** EXERCISE OBJECTIVE **
Your task is to copy every line below that contains the word "only".

** PROVIDED MATERIAL **
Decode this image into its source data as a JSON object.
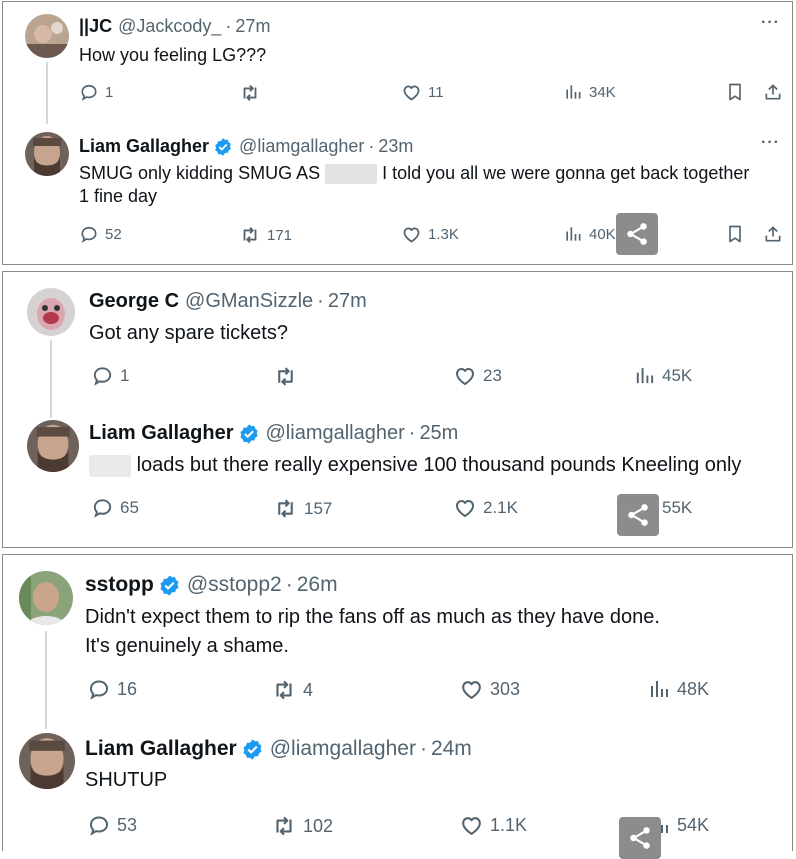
{
  "panels": [
    {
      "reply": {
        "name": "||JC",
        "handle": "@Jackcody_",
        "time": "27m",
        "text": "How you feeling LG???",
        "replies": "1",
        "retweets": "",
        "likes": "11",
        "views": "34K"
      },
      "answer": {
        "name": "Liam Gallagher",
        "handle": "@liamgallagher",
        "time": "23m",
        "text_before": "SMUG only kidding SMUG AS",
        "text_after": "I told you all we were gonna get back together",
        "text_line2": "1 fine day",
        "replies": "52",
        "retweets": "171",
        "likes": "1.3K",
        "views": "40K"
      }
    },
    {
      "reply": {
        "name": "George C",
        "handle": "@GManSizzle",
        "time": "27m",
        "text": "Got any spare tickets?",
        "replies": "1",
        "retweets": "",
        "likes": "23",
        "views": "45K"
      },
      "answer": {
        "name": "Liam Gallagher",
        "handle": "@liamgallagher",
        "time": "25m",
        "text_after": "loads but there really expensive 100 thousand pounds Kneeling only",
        "replies": "65",
        "retweets": "157",
        "likes": "2.1K",
        "views": "55K"
      }
    },
    {
      "reply": {
        "name": "sstopp",
        "handle": "@sstopp2",
        "time": "26m",
        "text_line1": "Didn't expect them to rip the fans off as much as they have done.",
        "text_line2": "It's genuinely a shame.",
        "replies": "16",
        "retweets": "4",
        "likes": "303",
        "views": "48K"
      },
      "answer": {
        "name": "Liam Gallagher",
        "handle": "@liamgallagher",
        "time": "24m",
        "text": "SHUTUP",
        "replies": "53",
        "retweets": "102",
        "likes": "1.1K",
        "views": "54K"
      }
    }
  ],
  "separator": "·",
  "more_label": "···",
  "colors": {
    "verified": "#1d9bf0",
    "muted": "#536471",
    "text": "#0f1419"
  },
  "icons": [
    "reply-icon",
    "retweet-icon",
    "like-icon",
    "views-icon",
    "bookmark-icon",
    "share-icon",
    "verified-icon",
    "more-icon"
  ]
}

** TASK SOLUTION **
        "text_before": "SMUG only kidding SMUG AS",
        "text_after": "loads but there really expensive 100 thousand pounds Kneeling only",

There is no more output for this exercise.